Home Maps Resources Calendar About
Resources Calendar About
Cardigan River, PE  Lighthouse accessible by car and a short, easy walk.Privately owned, no access without permission.   

Select a photograph to view a photo gallery

Photo Gallery

Photo Gallery

Photo Gallery

See our full List of Lighthouses in Prince Edward Island Canada

Cardigan River Lighthouse

Situated on a peninsula bounded on the north by the Cardigan River and on the south by the Brudenell River that is joined by the Montague River, the town of Georgetown is also known as Three Rivers. To help guide vessels into the Cardigan River, the largest of the three rivers, a lighthouse was established on a point just upstream from the ferry wharf and below Morrison's Beach.
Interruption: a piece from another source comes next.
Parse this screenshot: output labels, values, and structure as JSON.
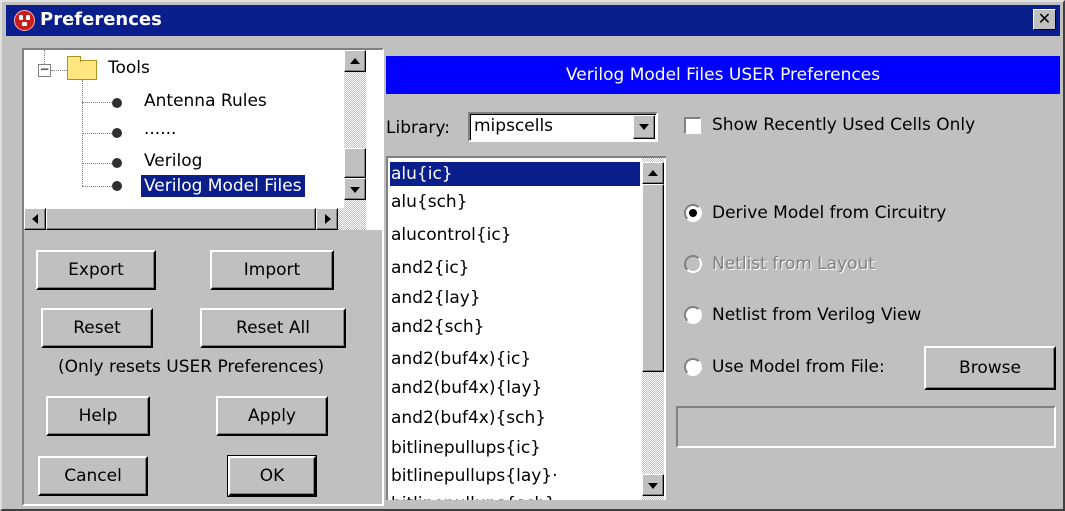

The Cardigan River Lighthouse is a square, wooden, white tower standing 9.8 metres (32 feet) tall and originally exhibited a fixed light at a focal plane of 13.1 metres (43 feet) above high water. The light, which was first exhibited on September 1, 1883, appeared green seaward and white to the northeast. When vessels coming from the south saw the green light turn to white, they knew they could safely anchor in Cardigan Bay.

Early view of Cardigan River Lighthouse
Photograph courtesy Library and Archives Canada
R. Campbell was paid $125 for land for the tower, and George Whiteman received a $330 contract to construct the lighthouse. The land surrounding the lighthouse was part of a land grant to the Morrison family in 1834 from King William IV of England. Margaret(Morrison) Lindsay was in possession of the land when it was purchased for the lighthouse.

Angus Morrison was the first keeper of the lighthouse and earned an annual salary of $100. John D. Morrison was appointed keeper on August 15, 1901.

In 1926, the Cardigan River Lighthouse started serving as a rear range light when a beacon was installed atop a mast on the ferry wharf to serve as its companion front range light. These range lights served until 1967, when the rear light was converted to a directional light, and the front light was discontinued. John D. Morrison, Jr. served as the final keeper of the light until August 1965, at which time the light was automated, and his role was changed to that of a caretaker. This change in responsibility saw his annual salary go from $550 to just $60.

Fearing that the youngsters using the decommissioned Cardigan River Lighthouse as a party place might accidentally set it afire, Paul and Rosemary Batchilder purchased the tower in the 1980s from Crown Assets and then moved it roughly 305 metres (1000 feet) from its former home on the point to its current location. The tower was placed on skids and a bulldozer was used to tow it along the shore. Things were progressing well until the bulldozer veered into the muck and a second bulldozer had to be brought in to extract the first one.

As a child, Rosemary Batchilder used to accompany Joyce Fogarty, a niece of Keeper John Morrison, to the tower and watch him light the kerosene lamp. In 2009, the Batchilders gifted the tower to one of their daughters, who plans to convert it into a cottage for personal use.

Keepers: Angus Morrison (1883 1901), John D. Morrison (1901 1935), Philip Morrison (1936 1940), John D. Morrison, Jr. (1940 1965).


  1. The Nautical Magazine for 1883, Volume LII.
  2. Annual Report of the Department of Marine and Fisheries, various years.
  3. Personal communication with Rosemary Batchilder.

Copyright © 2001- Lighthousefriends.com
Pictures on this page copyright Kraig Anderson, used by permission.
email Kraig